* Instructions to follow
Repeat each entry word for word; the images are not part of the copy.

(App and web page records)
======
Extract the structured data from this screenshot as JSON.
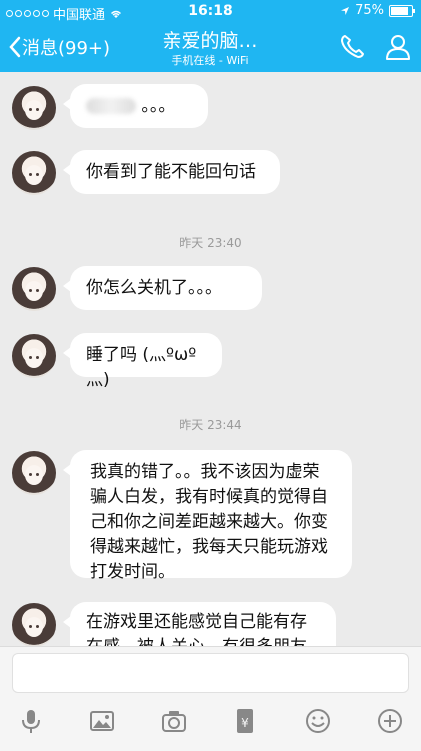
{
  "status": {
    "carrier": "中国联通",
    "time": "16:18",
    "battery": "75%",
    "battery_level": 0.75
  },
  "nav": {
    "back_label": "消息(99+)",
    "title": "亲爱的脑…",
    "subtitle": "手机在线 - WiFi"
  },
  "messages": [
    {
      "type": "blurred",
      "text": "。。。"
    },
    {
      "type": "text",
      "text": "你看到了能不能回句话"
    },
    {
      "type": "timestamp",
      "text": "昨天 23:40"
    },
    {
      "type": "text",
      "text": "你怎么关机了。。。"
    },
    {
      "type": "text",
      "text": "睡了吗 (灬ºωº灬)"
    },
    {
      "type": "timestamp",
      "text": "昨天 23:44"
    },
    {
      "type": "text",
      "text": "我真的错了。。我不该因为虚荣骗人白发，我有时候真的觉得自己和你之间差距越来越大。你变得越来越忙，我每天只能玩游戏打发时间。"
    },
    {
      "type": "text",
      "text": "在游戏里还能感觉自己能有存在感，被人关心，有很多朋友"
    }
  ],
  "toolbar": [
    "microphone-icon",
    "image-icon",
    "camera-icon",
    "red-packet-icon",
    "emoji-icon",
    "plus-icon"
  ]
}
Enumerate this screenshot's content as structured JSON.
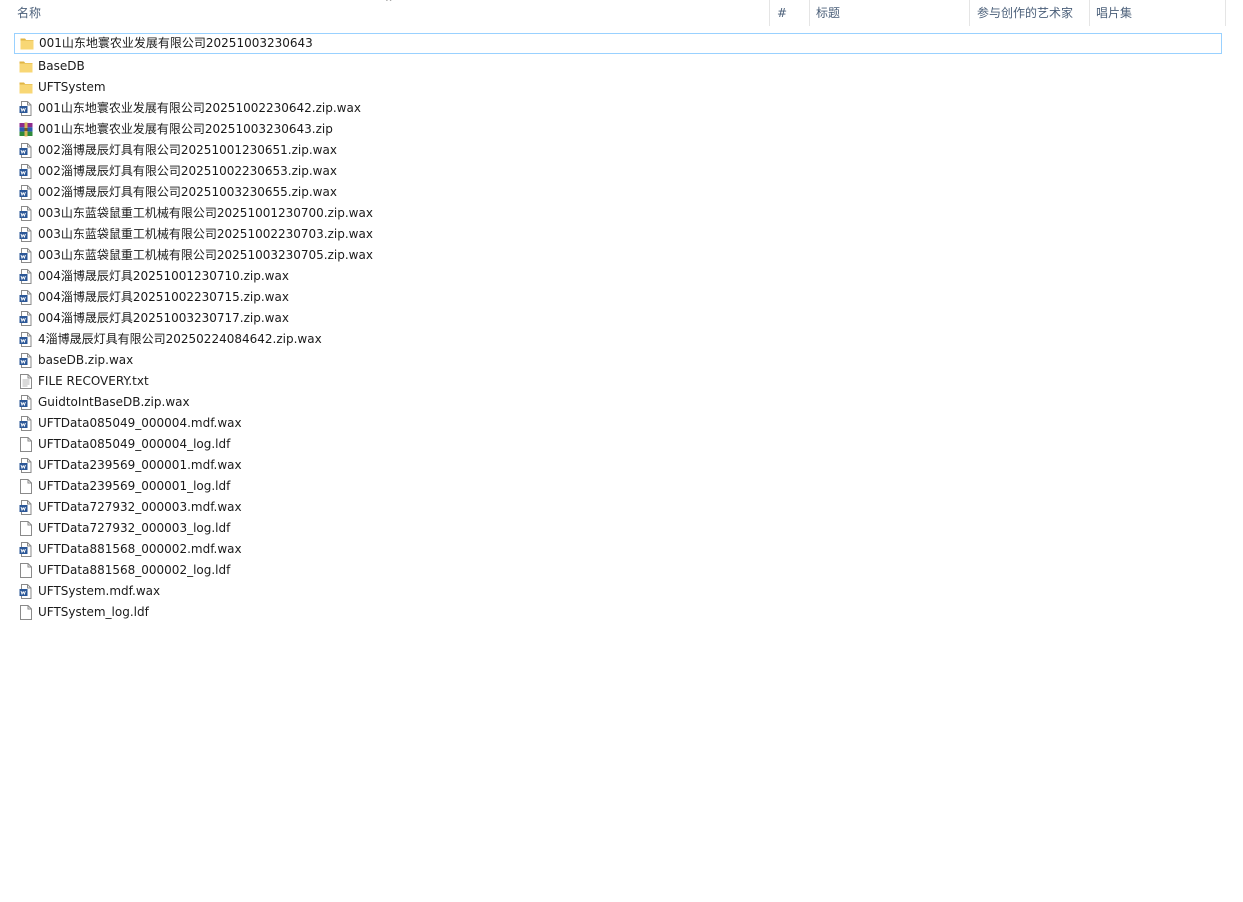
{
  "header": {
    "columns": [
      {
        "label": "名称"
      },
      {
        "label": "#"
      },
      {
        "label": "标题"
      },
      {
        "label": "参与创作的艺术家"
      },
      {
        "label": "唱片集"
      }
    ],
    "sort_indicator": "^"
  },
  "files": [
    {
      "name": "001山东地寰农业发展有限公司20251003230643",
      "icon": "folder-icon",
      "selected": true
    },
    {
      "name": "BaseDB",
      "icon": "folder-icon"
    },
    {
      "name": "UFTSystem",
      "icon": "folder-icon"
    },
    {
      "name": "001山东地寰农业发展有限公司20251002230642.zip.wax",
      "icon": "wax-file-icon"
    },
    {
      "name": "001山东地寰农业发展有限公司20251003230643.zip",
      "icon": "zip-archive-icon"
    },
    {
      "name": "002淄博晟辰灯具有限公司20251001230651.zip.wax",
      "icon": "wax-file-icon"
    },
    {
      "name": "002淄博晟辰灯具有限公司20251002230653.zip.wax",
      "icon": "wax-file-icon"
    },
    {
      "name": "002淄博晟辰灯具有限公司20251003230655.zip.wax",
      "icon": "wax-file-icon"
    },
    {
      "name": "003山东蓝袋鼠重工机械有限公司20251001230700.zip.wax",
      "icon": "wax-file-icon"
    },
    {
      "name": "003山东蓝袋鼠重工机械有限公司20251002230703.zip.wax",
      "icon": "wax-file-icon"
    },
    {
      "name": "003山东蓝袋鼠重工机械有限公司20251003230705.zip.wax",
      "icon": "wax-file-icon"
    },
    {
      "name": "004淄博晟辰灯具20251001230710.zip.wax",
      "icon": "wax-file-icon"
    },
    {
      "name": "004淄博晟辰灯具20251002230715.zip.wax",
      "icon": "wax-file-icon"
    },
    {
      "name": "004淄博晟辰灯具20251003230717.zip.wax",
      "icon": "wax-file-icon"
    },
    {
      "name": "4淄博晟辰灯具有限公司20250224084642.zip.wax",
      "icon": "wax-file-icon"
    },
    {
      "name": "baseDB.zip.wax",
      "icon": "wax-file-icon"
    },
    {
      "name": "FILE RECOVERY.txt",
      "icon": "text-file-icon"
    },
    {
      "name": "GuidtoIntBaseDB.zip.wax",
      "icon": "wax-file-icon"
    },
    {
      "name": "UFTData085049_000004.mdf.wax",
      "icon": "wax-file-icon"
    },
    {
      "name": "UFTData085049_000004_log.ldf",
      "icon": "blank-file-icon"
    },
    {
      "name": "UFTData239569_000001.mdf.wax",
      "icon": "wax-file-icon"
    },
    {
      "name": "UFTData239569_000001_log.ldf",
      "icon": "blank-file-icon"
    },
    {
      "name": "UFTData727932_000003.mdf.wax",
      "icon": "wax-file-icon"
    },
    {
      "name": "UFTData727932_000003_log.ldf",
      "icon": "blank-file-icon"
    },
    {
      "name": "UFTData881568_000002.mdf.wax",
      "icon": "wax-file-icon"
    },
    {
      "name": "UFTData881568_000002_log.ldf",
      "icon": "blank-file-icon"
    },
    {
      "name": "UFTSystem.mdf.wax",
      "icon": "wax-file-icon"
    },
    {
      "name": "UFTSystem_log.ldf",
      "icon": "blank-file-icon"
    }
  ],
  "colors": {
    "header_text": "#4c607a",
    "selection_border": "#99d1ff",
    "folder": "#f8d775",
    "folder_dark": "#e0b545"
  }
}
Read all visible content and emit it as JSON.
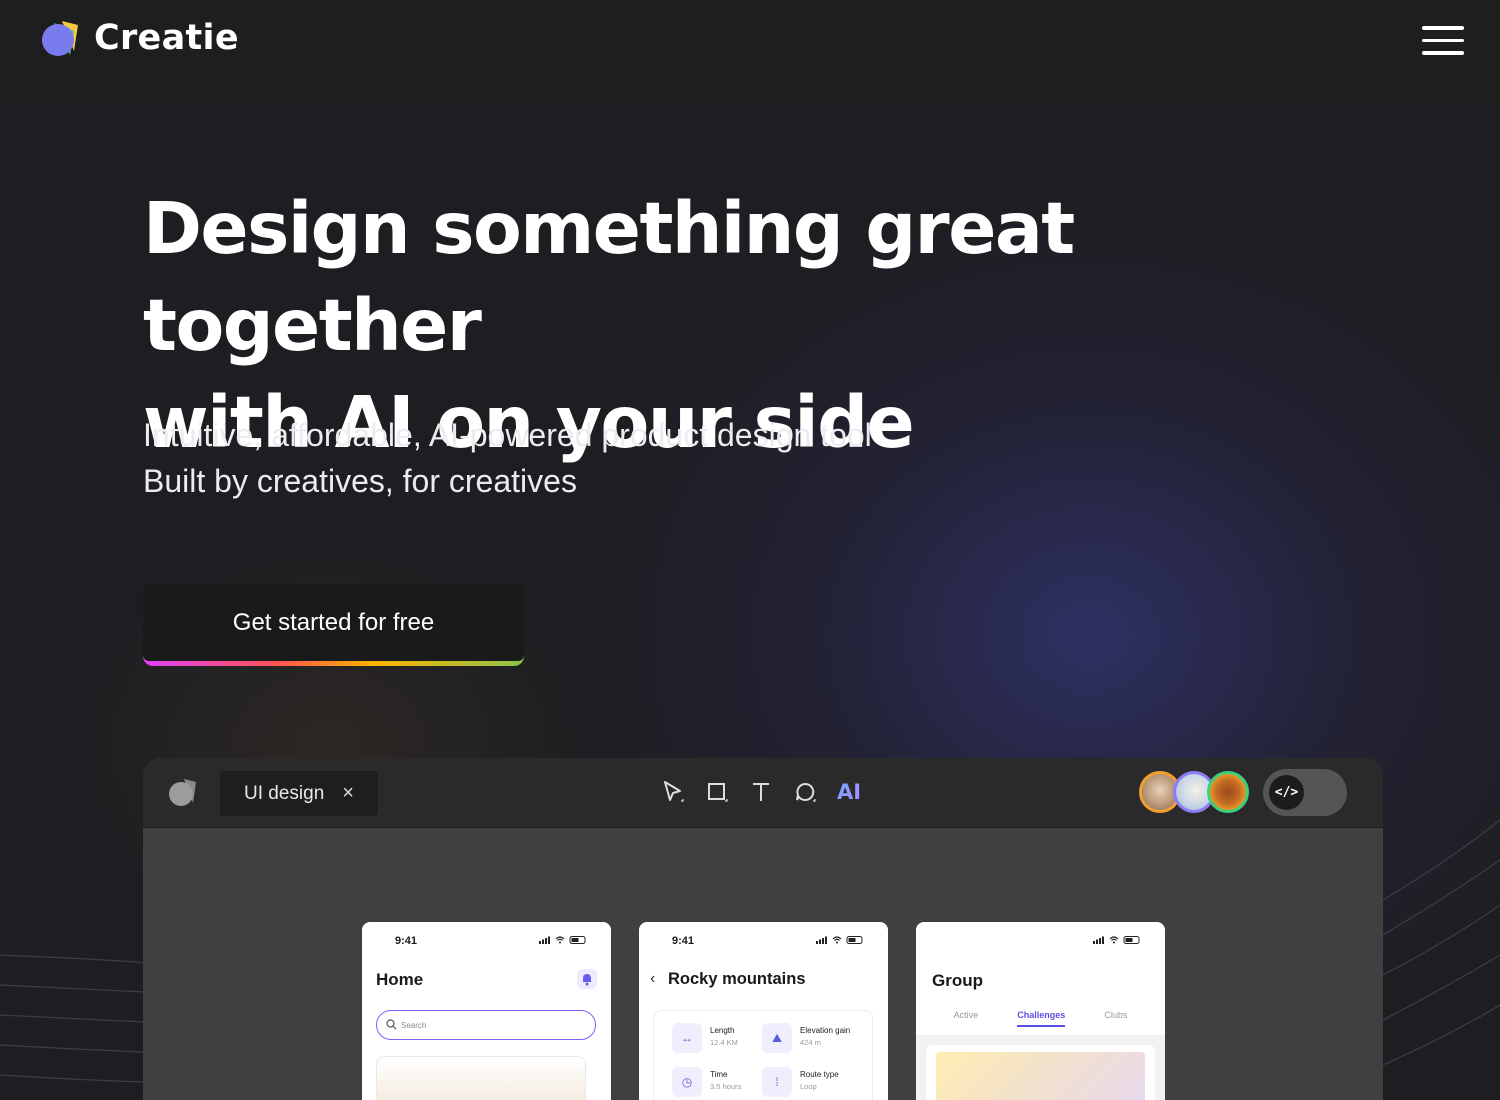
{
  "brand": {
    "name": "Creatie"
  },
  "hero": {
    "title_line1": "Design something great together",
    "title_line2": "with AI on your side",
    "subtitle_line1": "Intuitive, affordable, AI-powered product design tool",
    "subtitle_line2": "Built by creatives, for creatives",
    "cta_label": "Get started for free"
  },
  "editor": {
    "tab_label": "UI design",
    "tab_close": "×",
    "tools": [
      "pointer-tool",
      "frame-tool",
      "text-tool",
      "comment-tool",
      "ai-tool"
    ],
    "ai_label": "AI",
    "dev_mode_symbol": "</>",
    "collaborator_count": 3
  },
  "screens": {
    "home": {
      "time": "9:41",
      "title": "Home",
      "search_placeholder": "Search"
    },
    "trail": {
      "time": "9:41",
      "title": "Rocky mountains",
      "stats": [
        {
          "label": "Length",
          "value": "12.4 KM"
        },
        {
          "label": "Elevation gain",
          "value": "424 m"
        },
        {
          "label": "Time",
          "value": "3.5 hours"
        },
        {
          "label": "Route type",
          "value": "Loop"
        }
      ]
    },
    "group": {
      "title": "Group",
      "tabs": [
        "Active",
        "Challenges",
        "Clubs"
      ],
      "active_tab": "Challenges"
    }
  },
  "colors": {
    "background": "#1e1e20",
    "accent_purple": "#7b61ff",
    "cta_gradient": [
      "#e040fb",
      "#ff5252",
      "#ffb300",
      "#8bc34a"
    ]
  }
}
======
* Written reply
Extract the structured data from this screenshot as JSON.
{
  "status": {
    "carrier": "中国联通",
    "time": "16:18",
    "battery": "75%",
    "battery_level": 0.75
  },
  "nav": {
    "back_label": "消息(99+)",
    "title": "亲爱的脑…",
    "subtitle": "手机在线 - WiFi"
  },
  "messages": [
    {
      "type": "blurred",
      "text": "。。。"
    },
    {
      "type": "text",
      "text": "你看到了能不能回句话"
    },
    {
      "type": "timestamp",
      "text": "昨天 23:40"
    },
    {
      "type": "text",
      "text": "你怎么关机了。。。"
    },
    {
      "type": "text",
      "text": "睡了吗 (灬ºωº灬)"
    },
    {
      "type": "timestamp",
      "text": "昨天 23:44"
    },
    {
      "type": "text",
      "text": "我真的错了。。我不该因为虚荣骗人白发，我有时候真的觉得自己和你之间差距越来越大。你变得越来越忙，我每天只能玩游戏打发时间。"
    },
    {
      "type": "text",
      "text": "在游戏里还能感觉自己能有存在感，被人关心，有很多朋友"
    }
  ],
  "toolbar": [
    "microphone-icon",
    "image-icon",
    "camera-icon",
    "red-packet-icon",
    "emoji-icon",
    "plus-icon"
  ]
}
Enumerate this screenshot's content as structured JSON.
{
  "header": {
    "columns": [
      {
        "label": "名称"
      },
      {
        "label": "#"
      },
      {
        "label": "标题"
      },
      {
        "label": "参与创作的艺术家"
      },
      {
        "label": "唱片集"
      }
    ],
    "sort_indicator": "^"
  },
  "files": [
    {
      "name": "001山东地寰农业发展有限公司20251003230643",
      "icon": "folder-icon",
      "selected": true
    },
    {
      "name": "BaseDB",
      "icon": "folder-icon"
    },
    {
      "name": "UFTSystem",
      "icon": "folder-icon"
    },
    {
      "name": "001山东地寰农业发展有限公司20251002230642.zip.wax",
      "icon": "wax-file-icon"
    },
    {
      "name": "001山东地寰农业发展有限公司20251003230643.zip",
      "icon": "zip-archive-icon"
    },
    {
      "name": "002淄博晟辰灯具有限公司20251001230651.zip.wax",
      "icon": "wax-file-icon"
    },
    {
      "name": "002淄博晟辰灯具有限公司20251002230653.zip.wax",
      "icon": "wax-file-icon"
    },
    {
      "name": "002淄博晟辰灯具有限公司20251003230655.zip.wax",
      "icon": "wax-file-icon"
    },
    {
      "name": "003山东蓝袋鼠重工机械有限公司20251001230700.zip.wax",
      "icon": "wax-file-icon"
    },
    {
      "name": "003山东蓝袋鼠重工机械有限公司20251002230703.zip.wax",
      "icon": "wax-file-icon"
    },
    {
      "name": "003山东蓝袋鼠重工机械有限公司20251003230705.zip.wax",
      "icon": "wax-file-icon"
    },
    {
      "name": "004淄博晟辰灯具20251001230710.zip.wax",
      "icon": "wax-file-icon"
    },
    {
      "name": "004淄博晟辰灯具20251002230715.zip.wax",
      "icon": "wax-file-icon"
    },
    {
      "name": "004淄博晟辰灯具20251003230717.zip.wax",
      "icon": "wax-file-icon"
    },
    {
      "name": "4淄博晟辰灯具有限公司20250224084642.zip.wax",
      "icon": "wax-file-icon"
    },
    {
      "name": "baseDB.zip.wax",
      "icon": "wax-file-icon"
    },
    {
      "name": "FILE RECOVERY.txt",
      "icon": "text-file-icon"
    },
    {
      "name": "GuidtoIntBaseDB.zip.wax",
      "icon": "wax-file-icon"
    },
    {
      "name": "UFTData085049_000004.mdf.wax",
      "icon": "wax-file-icon"
    },
    {
      "name": "UFTData085049_000004_log.ldf",
      "icon": "blank-file-icon"
    },
    {
      "name": "UFTData239569_000001.mdf.wax",
      "icon": "wax-file-icon"
    },
    {
      "name": "UFTData239569_000001_log.ldf",
      "icon": "blank-file-icon"
    },
    {
      "name": "UFTData727932_000003.mdf.wax",
      "icon": "wax-file-icon"
    },
    {
      "name": "UFTData727932_000003_log.ldf",
      "icon": "blank-file-icon"
    },
    {
      "name": "UFTData881568_000002.mdf.wax",
      "icon": "wax-file-icon"
    },
    {
      "name": "UFTData881568_000002_log.ldf",
      "icon": "blank-file-icon"
    },
    {
      "name": "UFTSystem.mdf.wax",
      "icon": "wax-file-icon"
    },
    {
      "name": "UFTSystem_log.ldf",
      "icon": "blank-file-icon"
    }
  ],
  "colors": {
    "header_text": "#4c607a",
    "selection_border": "#99d1ff",
    "folder": "#f8d775",
    "folder_dark": "#e0b545"
  }
}
Read all visible content and emit it as JSON.
{
  "brand": {
    "name": "Creatie"
  },
  "hero": {
    "title_line1": "Design something great together",
    "title_line2": "with AI on your side",
    "subtitle_line1": "Intuitive, affordable, AI-powered product design tool",
    "subtitle_line2": "Built by creatives, for creatives",
    "cta_label": "Get started for free"
  },
  "editor": {
    "tab_label": "UI design",
    "tab_close": "×",
    "tools": [
      "pointer-tool",
      "frame-tool",
      "text-tool",
      "comment-tool",
      "ai-tool"
    ],
    "ai_label": "AI",
    "dev_mode_symbol": "</>",
    "collaborator_count": 3
  },
  "screens": {
    "home": {
      "time": "9:41",
      "title": "Home",
      "search_placeholder": "Search"
    },
    "trail": {
      "time": "9:41",
      "title": "Rocky mountains",
      "stats": [
        {
          "label": "Length",
          "value": "12.4 KM"
        },
        {
          "label": "Elevation gain",
          "value": "424 m"
        },
        {
          "label": "Time",
          "value": "3.5 hours"
        },
        {
          "label": "Route type",
          "value": "Loop"
        }
      ]
    },
    "group": {
      "title": "Group",
      "tabs": [
        "Active",
        "Challenges",
        "Clubs"
      ],
      "active_tab": "Challenges"
    }
  },
  "colors": {
    "background": "#1e1e20",
    "accent_purple": "#7b61ff",
    "cta_gradient": [
      "#e040fb",
      "#ff5252",
      "#ffb300",
      "#8bc34a"
    ]
  }
}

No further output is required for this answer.